YOUR OBJECTIVE – Please read the records below and return each line holding the string "people".

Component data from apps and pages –

========

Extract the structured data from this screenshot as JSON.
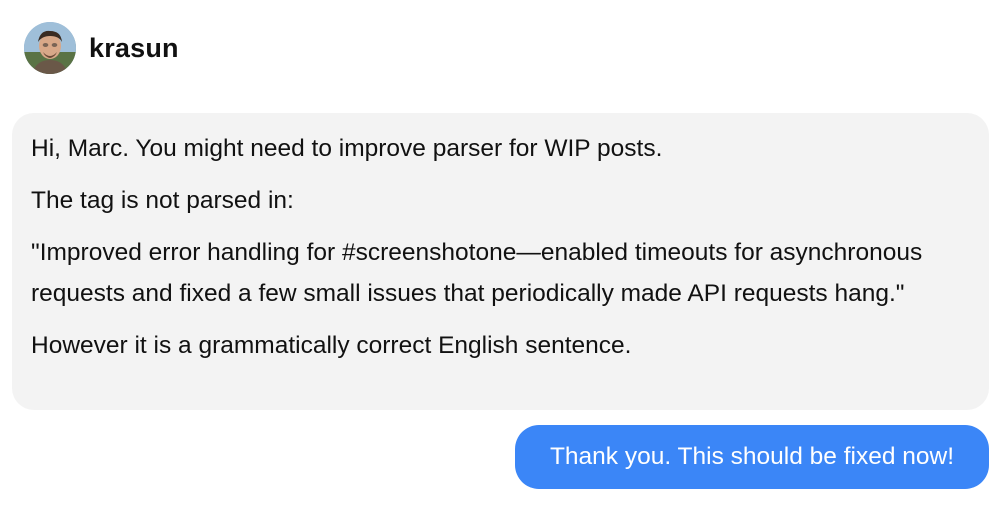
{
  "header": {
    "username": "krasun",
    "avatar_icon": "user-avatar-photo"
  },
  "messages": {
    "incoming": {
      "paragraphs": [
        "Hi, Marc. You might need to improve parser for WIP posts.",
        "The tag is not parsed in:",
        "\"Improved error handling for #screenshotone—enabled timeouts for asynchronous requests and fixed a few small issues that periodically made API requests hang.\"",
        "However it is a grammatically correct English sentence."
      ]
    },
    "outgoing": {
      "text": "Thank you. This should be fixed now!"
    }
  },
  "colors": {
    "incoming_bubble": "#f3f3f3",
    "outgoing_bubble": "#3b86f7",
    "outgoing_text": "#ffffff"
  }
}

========

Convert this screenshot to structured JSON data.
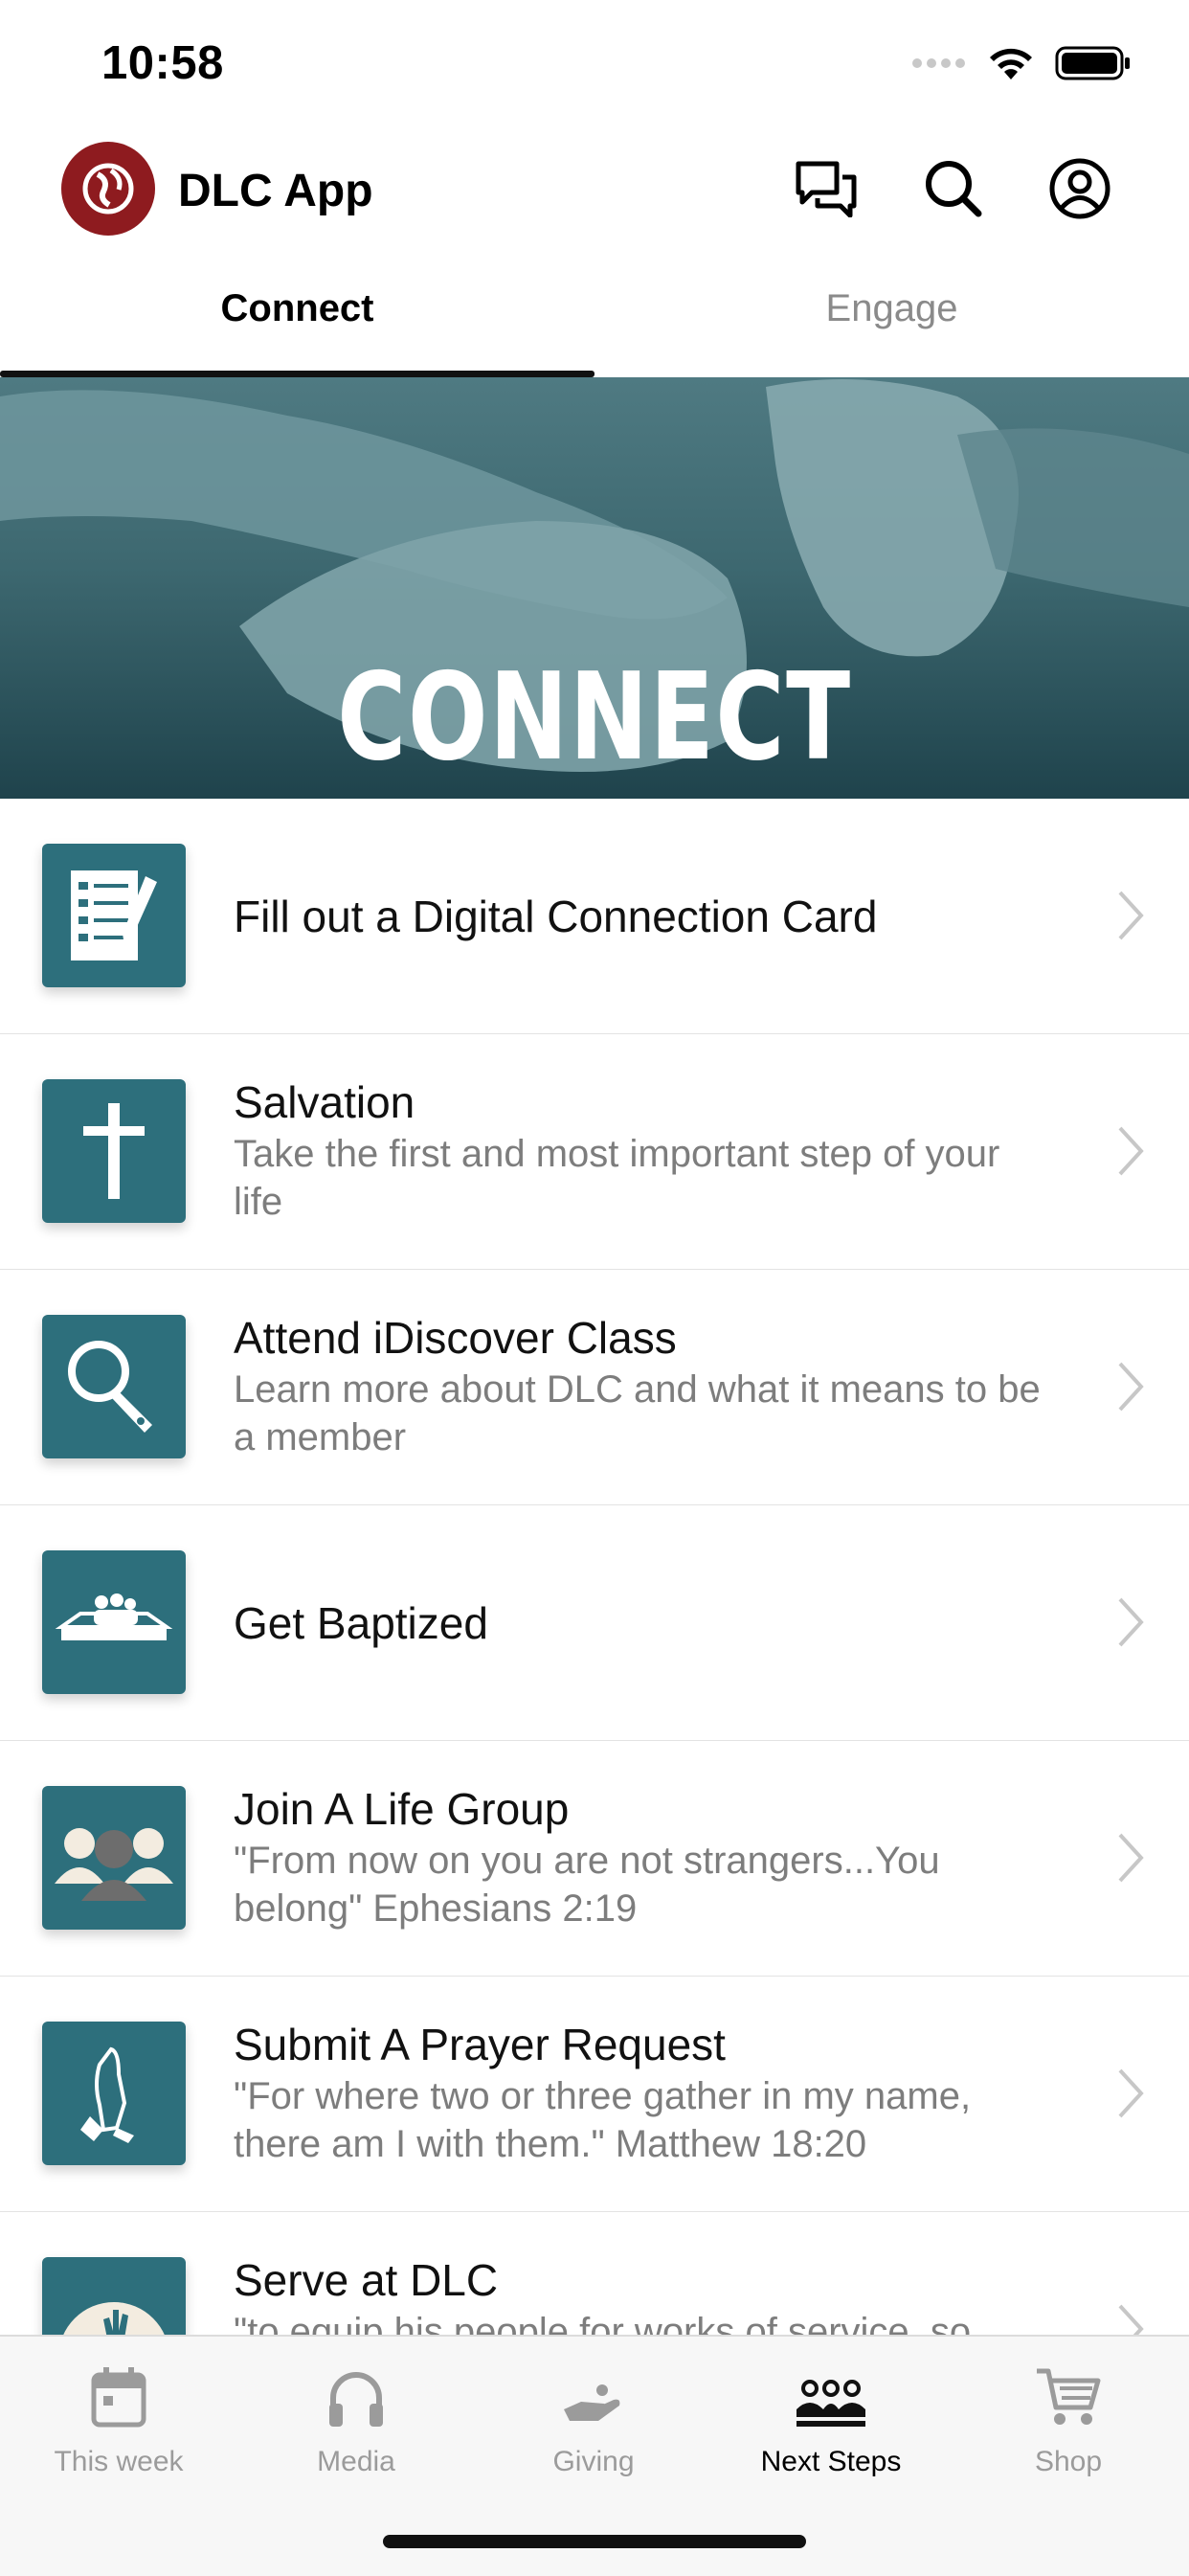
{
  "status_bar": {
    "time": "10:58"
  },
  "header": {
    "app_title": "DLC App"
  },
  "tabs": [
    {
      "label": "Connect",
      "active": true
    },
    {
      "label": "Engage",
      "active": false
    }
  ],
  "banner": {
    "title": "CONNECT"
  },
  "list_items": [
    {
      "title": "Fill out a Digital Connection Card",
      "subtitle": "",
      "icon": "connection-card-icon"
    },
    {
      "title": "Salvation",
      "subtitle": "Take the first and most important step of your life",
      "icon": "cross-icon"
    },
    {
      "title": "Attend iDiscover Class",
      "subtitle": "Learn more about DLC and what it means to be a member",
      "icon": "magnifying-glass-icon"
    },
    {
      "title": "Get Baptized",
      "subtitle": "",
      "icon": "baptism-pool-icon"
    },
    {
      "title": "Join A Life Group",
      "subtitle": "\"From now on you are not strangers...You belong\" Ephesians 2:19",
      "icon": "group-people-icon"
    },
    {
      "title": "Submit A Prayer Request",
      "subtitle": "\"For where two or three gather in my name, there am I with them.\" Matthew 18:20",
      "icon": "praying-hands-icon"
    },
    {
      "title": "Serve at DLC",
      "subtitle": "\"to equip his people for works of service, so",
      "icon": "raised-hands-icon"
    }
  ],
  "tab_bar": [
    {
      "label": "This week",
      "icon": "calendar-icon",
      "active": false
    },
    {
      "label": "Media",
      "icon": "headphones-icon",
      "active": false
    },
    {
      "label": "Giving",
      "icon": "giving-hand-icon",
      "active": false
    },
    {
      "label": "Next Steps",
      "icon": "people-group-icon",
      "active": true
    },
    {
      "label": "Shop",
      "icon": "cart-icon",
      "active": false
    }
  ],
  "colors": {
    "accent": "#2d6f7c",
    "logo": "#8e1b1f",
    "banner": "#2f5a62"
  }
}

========

FINISHED TASK –
      "icon": "group-people-icon"
      "subtitle": "\"to equip his people for works of service, so",
      "icon": "people-group-icon",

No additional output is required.